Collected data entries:

━━━━━━

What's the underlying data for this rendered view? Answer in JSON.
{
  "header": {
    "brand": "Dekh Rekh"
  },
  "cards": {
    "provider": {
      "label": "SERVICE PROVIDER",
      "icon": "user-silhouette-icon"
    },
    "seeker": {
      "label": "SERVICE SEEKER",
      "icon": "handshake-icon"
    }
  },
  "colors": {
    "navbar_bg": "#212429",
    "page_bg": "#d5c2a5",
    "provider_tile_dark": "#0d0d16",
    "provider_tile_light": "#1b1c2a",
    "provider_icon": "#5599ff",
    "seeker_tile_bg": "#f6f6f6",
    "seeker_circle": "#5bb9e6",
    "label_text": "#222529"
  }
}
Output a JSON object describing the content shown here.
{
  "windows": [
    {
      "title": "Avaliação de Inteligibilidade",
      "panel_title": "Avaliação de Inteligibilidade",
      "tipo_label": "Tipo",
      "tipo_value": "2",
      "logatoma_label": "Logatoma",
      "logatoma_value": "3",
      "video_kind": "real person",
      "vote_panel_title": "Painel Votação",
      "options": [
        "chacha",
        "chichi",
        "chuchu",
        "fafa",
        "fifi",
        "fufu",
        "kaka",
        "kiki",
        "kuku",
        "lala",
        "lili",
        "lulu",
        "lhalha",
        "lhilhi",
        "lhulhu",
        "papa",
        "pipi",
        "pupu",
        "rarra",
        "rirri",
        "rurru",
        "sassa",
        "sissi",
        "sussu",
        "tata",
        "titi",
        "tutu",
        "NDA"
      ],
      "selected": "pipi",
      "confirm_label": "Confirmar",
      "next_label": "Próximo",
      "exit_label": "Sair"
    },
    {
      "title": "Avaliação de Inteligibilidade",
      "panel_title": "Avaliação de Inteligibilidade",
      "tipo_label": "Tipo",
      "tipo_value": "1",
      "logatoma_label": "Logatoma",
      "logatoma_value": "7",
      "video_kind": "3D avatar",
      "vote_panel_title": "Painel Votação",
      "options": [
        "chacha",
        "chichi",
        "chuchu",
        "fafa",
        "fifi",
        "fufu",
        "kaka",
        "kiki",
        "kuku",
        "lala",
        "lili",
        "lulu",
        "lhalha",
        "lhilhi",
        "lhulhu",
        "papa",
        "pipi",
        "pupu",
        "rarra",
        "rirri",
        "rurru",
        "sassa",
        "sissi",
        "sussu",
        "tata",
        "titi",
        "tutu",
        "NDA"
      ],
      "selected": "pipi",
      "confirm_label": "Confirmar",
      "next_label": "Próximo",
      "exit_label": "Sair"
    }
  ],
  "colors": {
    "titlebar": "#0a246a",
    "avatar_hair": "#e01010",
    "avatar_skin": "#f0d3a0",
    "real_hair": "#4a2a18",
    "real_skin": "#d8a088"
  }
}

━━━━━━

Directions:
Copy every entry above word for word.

Expected answer:
What's the underlying data for this rendered view? Answer in JSON.
{
  "header": {
    "brand": "Dekh Rekh"
  },
  "cards": {
    "provider": {
      "label": "SERVICE PROVIDER",
      "icon": "user-silhouette-icon"
    },
    "seeker": {
      "label": "SERVICE SEEKER",
      "icon": "handshake-icon"
    }
  },
  "colors": {
    "navbar_bg": "#212429",
    "page_bg": "#d5c2a5",
    "provider_tile_dark": "#0d0d16",
    "provider_tile_light": "#1b1c2a",
    "provider_icon": "#5599ff",
    "seeker_tile_bg": "#f6f6f6",
    "seeker_circle": "#5bb9e6",
    "label_text": "#222529"
  }
}
Output a JSON object describing the content shown here.
{
  "windows": [
    {
      "title": "Avaliação de Inteligibilidade",
      "panel_title": "Avaliação de Inteligibilidade",
      "tipo_label": "Tipo",
      "tipo_value": "2",
      "logatoma_label": "Logatoma",
      "logatoma_value": "3",
      "video_kind": "real person",
      "vote_panel_title": "Painel Votação",
      "options": [
        "chacha",
        "chichi",
        "chuchu",
        "fafa",
        "fifi",
        "fufu",
        "kaka",
        "kiki",
        "kuku",
        "lala",
        "lili",
        "lulu",
        "lhalha",
        "lhilhi",
        "lhulhu",
        "papa",
        "pipi",
        "pupu",
        "rarra",
        "rirri",
        "rurru",
        "sassa",
        "sissi",
        "sussu",
        "tata",
        "titi",
        "tutu",
        "NDA"
      ],
      "selected": "pipi",
      "confirm_label": "Confirmar",
      "next_label": "Próximo",
      "exit_label": "Sair"
    },
    {
      "title": "Avaliação de Inteligibilidade",
      "panel_title": "Avaliação de Inteligibilidade",
      "tipo_label": "Tipo",
      "tipo_value": "1",
      "logatoma_label": "Logatoma",
      "logatoma_value": "7",
      "video_kind": "3D avatar",
      "vote_panel_title": "Painel Votação",
      "options": [
        "chacha",
        "chichi",
        "chuchu",
        "fafa",
        "fifi",
        "fufu",
        "kaka",
        "kiki",
        "kuku",
        "lala",
        "lili",
        "lulu",
        "lhalha",
        "lhilhi",
        "lhulhu",
        "papa",
        "pipi",
        "pupu",
        "rarra",
        "rirri",
        "rurru",
        "sassa",
        "sissi",
        "sussu",
        "tata",
        "titi",
        "tutu",
        "NDA"
      ],
      "selected": "pipi",
      "confirm_label": "Confirmar",
      "next_label": "Próximo",
      "exit_label": "Sair"
    }
  ],
  "colors": {
    "titlebar": "#0a246a",
    "avatar_hair": "#e01010",
    "avatar_skin": "#f0d3a0",
    "real_hair": "#4a2a18",
    "real_skin": "#d8a088"
  }
}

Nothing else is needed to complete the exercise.